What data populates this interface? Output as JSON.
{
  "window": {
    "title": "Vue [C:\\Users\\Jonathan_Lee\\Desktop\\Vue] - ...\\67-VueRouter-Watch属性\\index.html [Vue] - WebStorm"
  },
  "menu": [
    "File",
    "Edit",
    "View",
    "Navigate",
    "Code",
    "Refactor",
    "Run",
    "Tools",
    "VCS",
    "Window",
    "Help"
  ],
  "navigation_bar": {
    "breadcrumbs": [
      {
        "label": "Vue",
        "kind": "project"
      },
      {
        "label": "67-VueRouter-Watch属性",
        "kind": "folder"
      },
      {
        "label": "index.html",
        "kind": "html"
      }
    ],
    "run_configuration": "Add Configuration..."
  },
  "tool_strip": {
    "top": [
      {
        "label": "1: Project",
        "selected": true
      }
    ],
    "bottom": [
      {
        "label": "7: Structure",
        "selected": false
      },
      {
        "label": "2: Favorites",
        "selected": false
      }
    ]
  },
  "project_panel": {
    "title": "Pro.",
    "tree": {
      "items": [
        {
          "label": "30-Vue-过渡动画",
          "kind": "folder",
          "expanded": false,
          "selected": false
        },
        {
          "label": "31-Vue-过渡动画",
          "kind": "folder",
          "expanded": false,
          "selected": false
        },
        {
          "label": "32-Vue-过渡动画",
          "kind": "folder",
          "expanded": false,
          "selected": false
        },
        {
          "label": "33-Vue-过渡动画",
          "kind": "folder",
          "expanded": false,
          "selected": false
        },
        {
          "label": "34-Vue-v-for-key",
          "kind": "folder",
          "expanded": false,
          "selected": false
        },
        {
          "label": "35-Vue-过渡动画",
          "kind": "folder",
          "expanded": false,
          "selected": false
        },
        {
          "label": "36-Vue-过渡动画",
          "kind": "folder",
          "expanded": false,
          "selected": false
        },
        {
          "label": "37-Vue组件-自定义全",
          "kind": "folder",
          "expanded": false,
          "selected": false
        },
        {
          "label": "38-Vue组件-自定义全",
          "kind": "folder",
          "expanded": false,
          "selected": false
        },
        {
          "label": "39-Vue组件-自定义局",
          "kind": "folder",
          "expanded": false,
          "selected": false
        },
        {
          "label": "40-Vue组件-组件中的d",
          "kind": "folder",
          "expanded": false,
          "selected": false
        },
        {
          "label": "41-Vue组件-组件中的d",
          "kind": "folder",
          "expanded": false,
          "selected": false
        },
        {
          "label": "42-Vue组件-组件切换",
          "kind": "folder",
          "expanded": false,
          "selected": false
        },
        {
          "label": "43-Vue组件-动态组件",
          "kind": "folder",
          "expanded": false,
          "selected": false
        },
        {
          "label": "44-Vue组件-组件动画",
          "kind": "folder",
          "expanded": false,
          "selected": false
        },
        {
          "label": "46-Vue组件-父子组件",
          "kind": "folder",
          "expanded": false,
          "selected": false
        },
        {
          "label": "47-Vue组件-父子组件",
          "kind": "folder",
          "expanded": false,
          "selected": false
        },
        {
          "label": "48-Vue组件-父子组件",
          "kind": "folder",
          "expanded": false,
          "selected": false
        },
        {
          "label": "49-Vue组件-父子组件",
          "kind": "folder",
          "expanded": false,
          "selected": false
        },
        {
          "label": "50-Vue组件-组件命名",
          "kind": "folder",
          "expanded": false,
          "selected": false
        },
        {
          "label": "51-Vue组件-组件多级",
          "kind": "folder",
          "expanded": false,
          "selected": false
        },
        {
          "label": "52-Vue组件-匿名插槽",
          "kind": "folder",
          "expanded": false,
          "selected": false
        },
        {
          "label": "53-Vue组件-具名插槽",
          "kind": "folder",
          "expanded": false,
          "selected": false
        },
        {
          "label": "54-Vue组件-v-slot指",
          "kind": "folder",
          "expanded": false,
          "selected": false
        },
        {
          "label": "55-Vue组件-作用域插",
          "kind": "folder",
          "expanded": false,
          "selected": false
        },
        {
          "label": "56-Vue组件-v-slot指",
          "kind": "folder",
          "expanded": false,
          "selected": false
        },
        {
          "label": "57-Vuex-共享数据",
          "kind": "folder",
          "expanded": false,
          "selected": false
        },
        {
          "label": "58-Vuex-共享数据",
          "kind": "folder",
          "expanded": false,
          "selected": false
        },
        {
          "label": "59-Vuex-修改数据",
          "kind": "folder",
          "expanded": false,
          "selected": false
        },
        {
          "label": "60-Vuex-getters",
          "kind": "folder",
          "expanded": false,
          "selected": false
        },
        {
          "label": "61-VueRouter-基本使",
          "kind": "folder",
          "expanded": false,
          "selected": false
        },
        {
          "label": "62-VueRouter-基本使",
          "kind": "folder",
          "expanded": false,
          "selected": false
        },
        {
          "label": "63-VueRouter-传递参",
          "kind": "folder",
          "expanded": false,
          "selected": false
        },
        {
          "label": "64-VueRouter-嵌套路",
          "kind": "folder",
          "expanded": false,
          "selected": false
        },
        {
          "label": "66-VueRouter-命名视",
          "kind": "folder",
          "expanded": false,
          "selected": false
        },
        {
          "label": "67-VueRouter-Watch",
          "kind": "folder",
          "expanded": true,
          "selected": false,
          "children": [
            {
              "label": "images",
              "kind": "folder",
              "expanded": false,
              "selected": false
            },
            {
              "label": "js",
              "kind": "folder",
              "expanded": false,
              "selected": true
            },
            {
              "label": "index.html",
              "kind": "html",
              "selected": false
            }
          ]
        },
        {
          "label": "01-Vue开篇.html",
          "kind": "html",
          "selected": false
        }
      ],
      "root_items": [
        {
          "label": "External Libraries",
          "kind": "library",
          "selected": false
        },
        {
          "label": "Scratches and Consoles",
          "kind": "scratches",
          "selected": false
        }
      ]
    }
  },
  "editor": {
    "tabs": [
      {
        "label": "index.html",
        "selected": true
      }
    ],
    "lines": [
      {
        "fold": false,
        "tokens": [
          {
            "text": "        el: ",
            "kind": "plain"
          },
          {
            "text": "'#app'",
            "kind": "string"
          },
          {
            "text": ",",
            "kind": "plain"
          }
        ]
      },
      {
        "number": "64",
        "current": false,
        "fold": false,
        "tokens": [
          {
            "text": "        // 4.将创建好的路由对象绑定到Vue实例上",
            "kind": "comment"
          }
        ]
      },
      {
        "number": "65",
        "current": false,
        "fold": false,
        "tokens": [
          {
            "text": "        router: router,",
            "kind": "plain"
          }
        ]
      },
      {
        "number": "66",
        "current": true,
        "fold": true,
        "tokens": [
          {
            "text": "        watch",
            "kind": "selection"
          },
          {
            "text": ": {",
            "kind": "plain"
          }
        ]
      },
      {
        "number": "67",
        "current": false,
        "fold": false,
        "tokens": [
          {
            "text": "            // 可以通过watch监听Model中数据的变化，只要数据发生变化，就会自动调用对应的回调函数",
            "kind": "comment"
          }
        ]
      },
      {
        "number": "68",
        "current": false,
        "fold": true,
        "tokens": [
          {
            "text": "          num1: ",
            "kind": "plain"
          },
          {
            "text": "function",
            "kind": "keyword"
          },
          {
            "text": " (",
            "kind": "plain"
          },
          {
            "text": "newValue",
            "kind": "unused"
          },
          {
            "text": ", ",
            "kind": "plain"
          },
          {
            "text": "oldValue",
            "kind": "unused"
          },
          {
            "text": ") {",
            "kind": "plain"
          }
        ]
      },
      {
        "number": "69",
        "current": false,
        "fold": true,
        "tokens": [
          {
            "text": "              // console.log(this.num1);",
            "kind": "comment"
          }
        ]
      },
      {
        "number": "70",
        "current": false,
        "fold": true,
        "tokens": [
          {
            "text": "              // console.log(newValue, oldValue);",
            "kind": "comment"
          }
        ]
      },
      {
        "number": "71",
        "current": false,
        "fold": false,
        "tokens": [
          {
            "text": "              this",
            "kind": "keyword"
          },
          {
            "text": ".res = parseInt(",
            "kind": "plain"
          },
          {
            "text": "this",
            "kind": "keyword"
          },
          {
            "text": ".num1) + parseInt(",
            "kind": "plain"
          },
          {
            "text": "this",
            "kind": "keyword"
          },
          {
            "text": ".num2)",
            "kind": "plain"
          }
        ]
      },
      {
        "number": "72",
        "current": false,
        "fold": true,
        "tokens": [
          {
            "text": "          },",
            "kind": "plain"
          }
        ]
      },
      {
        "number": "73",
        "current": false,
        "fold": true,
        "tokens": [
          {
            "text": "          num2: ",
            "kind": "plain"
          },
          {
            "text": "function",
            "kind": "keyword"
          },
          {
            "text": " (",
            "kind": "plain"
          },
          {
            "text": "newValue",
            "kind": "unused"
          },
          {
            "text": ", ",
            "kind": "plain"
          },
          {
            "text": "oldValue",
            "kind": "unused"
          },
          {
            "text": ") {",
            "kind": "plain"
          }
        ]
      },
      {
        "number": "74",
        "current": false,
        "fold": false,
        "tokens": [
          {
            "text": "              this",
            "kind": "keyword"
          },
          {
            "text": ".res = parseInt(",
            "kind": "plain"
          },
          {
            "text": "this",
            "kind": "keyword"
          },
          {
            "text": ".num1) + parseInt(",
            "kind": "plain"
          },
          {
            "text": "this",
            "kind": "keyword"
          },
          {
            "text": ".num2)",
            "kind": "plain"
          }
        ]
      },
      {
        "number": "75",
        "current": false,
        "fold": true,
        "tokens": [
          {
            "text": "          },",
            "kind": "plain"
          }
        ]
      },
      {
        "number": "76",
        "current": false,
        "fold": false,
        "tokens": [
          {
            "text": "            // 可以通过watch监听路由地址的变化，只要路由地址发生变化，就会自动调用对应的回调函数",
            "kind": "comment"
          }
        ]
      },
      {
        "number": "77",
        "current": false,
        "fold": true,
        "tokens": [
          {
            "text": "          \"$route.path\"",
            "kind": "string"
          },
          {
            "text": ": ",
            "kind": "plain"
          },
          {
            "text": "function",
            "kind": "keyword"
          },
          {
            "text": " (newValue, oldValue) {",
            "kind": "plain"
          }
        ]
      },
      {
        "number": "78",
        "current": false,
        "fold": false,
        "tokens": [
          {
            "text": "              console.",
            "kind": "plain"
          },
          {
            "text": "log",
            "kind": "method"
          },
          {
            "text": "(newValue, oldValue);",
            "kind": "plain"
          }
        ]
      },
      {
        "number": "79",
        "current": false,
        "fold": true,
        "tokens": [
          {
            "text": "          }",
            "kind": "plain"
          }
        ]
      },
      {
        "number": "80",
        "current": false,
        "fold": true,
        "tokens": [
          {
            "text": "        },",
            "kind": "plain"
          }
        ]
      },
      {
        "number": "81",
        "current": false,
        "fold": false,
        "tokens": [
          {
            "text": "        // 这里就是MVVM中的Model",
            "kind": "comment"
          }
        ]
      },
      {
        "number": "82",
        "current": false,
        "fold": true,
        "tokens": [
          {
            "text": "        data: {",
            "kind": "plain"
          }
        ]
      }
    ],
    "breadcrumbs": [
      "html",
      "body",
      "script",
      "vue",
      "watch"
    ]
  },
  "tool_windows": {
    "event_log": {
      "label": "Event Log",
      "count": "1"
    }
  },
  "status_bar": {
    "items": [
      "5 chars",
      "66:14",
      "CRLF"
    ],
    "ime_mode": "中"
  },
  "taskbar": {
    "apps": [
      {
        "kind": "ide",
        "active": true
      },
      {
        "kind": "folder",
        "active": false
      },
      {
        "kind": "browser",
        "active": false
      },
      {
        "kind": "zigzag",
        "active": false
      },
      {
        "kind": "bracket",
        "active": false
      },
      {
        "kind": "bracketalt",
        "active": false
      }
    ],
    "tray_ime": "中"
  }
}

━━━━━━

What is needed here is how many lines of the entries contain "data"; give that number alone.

Response area:
2